● Required action: Copy out each line of the data that holds the word "days".

● Working data:
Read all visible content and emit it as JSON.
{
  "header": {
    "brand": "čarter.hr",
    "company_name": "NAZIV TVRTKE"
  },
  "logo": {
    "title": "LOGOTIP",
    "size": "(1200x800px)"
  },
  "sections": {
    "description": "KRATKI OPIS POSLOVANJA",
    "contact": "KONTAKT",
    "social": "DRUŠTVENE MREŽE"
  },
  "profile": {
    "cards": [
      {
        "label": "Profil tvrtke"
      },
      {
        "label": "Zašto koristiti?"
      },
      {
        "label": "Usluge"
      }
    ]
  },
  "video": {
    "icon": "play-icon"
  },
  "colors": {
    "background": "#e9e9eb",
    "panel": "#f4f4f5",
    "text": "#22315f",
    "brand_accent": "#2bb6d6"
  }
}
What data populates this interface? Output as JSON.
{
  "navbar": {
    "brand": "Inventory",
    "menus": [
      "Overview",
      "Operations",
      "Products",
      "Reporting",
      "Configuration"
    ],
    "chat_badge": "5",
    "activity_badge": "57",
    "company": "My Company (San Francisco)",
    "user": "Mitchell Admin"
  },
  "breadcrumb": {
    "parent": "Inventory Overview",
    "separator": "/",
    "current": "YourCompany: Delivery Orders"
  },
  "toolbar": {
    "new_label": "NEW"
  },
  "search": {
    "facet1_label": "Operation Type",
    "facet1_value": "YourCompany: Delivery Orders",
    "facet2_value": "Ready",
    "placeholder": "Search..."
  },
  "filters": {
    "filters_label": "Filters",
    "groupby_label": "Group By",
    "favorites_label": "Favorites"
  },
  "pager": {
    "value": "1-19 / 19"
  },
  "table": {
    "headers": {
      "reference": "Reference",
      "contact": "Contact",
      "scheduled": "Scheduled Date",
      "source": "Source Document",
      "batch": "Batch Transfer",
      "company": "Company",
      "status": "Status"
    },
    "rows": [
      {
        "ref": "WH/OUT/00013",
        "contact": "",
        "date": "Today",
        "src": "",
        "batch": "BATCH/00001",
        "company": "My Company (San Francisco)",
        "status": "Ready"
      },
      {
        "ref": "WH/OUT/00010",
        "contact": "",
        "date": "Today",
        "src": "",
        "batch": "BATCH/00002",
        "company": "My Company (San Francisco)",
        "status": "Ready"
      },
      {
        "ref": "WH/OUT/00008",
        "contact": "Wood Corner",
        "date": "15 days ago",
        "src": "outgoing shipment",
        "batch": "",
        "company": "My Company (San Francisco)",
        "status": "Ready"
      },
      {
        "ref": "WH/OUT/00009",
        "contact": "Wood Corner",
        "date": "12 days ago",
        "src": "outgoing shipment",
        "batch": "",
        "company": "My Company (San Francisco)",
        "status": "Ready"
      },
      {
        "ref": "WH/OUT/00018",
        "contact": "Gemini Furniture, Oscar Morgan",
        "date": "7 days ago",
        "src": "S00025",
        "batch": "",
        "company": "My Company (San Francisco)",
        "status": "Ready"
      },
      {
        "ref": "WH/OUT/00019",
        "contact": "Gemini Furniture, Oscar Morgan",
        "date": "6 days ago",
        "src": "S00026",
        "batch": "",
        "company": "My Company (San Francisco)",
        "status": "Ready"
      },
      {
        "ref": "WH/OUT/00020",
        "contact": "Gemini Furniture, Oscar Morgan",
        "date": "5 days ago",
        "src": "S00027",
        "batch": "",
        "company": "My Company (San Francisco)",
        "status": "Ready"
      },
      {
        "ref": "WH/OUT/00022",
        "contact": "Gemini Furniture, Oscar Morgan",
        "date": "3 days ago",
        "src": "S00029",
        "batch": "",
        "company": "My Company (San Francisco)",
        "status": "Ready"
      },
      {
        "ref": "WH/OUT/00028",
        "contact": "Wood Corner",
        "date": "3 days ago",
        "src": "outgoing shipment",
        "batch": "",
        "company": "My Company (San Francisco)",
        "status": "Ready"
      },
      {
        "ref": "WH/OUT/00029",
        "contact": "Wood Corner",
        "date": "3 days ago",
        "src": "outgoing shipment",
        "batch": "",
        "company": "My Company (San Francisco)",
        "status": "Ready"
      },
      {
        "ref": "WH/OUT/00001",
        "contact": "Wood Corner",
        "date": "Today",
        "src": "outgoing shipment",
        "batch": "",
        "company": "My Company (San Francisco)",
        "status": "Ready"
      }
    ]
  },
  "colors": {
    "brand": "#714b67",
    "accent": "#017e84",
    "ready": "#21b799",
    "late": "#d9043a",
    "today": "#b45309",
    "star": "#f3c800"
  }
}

● Written answer:
        "date": "15 days ago",
        "date": "12 days ago",
        "date": "7 days ago",
        "date": "6 days ago",
        "date": "5 days ago",
        "date": "3 days ago",
        "date": "3 days ago",
        "date": "3 days ago",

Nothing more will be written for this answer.